▸ Activity
Look for "Kundeservice" in the records and copy every line that has it.

Exercise material Block Start

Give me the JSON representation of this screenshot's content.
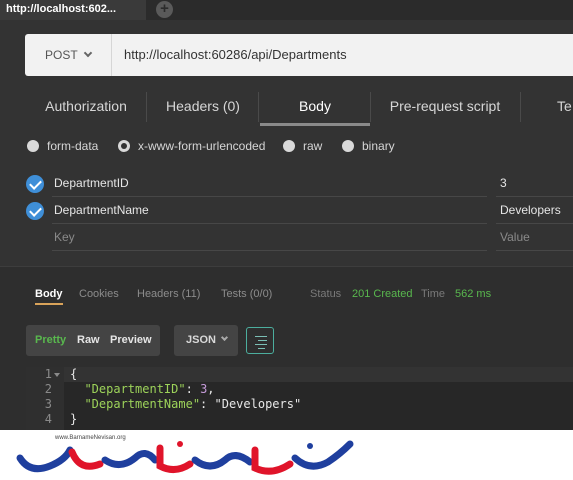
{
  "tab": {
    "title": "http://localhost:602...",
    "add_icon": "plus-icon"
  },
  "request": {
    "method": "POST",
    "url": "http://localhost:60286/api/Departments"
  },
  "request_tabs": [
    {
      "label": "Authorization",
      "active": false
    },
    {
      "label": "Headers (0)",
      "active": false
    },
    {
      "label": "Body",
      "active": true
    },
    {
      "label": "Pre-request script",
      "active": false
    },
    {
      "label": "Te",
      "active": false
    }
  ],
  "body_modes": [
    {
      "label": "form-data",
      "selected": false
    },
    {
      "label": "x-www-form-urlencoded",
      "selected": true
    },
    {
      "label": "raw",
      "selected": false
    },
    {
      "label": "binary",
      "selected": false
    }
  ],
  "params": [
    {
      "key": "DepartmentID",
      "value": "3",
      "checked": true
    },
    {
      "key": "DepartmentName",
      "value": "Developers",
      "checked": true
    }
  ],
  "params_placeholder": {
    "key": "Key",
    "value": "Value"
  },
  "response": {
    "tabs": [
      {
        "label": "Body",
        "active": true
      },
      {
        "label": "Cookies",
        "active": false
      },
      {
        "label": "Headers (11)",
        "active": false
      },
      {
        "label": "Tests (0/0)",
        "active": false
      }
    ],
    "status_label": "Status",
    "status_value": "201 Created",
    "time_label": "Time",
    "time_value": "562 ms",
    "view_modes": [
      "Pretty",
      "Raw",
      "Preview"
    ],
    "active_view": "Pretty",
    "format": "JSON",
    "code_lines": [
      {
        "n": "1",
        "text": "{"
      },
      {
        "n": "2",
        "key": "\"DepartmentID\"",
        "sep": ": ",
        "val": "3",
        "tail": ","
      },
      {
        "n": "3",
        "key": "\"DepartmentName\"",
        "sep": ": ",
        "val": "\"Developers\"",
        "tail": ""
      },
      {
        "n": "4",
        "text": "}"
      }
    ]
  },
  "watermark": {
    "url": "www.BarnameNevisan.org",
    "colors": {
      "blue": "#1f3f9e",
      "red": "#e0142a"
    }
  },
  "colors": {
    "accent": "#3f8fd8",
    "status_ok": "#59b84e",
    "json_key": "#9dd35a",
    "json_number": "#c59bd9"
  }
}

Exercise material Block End
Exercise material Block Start

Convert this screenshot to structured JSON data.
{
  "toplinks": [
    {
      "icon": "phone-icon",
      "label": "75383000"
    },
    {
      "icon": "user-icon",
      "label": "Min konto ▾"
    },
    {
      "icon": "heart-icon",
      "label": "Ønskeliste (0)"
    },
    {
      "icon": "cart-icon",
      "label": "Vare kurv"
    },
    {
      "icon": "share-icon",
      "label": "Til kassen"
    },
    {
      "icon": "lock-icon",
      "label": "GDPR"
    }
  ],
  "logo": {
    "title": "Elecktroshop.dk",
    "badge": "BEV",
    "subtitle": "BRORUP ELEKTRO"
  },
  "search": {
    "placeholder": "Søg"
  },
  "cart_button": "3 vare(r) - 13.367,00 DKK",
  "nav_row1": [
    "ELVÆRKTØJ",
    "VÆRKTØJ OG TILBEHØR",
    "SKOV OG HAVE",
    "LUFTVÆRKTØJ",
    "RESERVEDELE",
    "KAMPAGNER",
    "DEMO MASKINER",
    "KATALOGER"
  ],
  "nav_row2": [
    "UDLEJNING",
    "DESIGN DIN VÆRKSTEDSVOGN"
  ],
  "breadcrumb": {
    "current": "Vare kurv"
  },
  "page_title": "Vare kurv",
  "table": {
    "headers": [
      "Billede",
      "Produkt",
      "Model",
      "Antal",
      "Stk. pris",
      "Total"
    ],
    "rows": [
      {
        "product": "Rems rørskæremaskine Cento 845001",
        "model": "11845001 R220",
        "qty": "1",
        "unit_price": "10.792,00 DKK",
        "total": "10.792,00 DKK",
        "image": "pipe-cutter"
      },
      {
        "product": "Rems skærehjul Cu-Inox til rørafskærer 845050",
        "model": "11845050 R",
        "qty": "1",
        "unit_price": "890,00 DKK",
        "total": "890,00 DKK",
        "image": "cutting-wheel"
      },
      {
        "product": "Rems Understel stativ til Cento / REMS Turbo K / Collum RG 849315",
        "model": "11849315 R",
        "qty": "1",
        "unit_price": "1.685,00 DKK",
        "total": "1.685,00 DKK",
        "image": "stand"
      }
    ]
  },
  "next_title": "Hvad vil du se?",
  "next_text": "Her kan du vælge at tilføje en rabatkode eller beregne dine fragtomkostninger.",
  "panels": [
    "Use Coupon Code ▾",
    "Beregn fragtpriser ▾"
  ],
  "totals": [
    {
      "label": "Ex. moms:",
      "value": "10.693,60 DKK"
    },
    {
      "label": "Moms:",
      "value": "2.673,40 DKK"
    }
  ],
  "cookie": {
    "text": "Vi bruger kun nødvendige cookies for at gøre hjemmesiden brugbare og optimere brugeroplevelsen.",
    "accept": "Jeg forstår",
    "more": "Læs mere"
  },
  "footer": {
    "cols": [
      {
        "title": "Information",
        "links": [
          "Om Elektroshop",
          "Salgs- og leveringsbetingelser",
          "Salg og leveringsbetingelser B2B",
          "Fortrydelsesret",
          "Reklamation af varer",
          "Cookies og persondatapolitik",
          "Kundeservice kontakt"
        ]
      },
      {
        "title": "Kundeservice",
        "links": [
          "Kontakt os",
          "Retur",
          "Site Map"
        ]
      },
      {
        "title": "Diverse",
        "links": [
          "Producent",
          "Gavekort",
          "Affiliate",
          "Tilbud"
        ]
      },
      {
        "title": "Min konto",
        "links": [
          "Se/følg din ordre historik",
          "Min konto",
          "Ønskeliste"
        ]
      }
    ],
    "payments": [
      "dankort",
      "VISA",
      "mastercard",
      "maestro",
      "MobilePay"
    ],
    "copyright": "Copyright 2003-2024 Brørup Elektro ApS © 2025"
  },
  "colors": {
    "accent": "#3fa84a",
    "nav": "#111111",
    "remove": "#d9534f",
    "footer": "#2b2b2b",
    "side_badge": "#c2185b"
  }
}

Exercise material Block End
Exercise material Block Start

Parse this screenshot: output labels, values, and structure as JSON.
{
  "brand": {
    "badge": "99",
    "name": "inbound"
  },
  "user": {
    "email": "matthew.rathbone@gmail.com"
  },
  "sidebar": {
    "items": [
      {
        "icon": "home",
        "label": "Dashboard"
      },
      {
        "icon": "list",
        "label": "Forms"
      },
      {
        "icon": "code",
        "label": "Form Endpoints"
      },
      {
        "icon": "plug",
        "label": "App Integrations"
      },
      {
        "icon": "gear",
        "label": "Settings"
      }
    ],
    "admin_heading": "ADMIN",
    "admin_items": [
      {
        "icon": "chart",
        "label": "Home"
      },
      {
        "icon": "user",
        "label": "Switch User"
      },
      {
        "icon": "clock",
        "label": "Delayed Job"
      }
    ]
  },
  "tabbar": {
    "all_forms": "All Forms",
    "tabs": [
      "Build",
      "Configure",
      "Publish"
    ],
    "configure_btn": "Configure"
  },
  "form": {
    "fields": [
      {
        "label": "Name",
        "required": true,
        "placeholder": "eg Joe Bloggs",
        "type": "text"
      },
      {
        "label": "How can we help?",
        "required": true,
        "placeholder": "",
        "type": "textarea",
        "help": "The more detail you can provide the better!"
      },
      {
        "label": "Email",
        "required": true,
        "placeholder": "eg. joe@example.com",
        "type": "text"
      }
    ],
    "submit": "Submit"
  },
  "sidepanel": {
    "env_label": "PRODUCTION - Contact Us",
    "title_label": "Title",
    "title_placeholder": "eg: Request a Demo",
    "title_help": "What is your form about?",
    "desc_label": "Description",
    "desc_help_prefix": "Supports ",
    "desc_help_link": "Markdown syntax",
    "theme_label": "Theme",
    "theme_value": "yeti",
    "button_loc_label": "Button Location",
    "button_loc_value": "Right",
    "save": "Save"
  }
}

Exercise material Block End

▸ Response box
          "Kundeservice kontakt"
        "title": "Kundeservice",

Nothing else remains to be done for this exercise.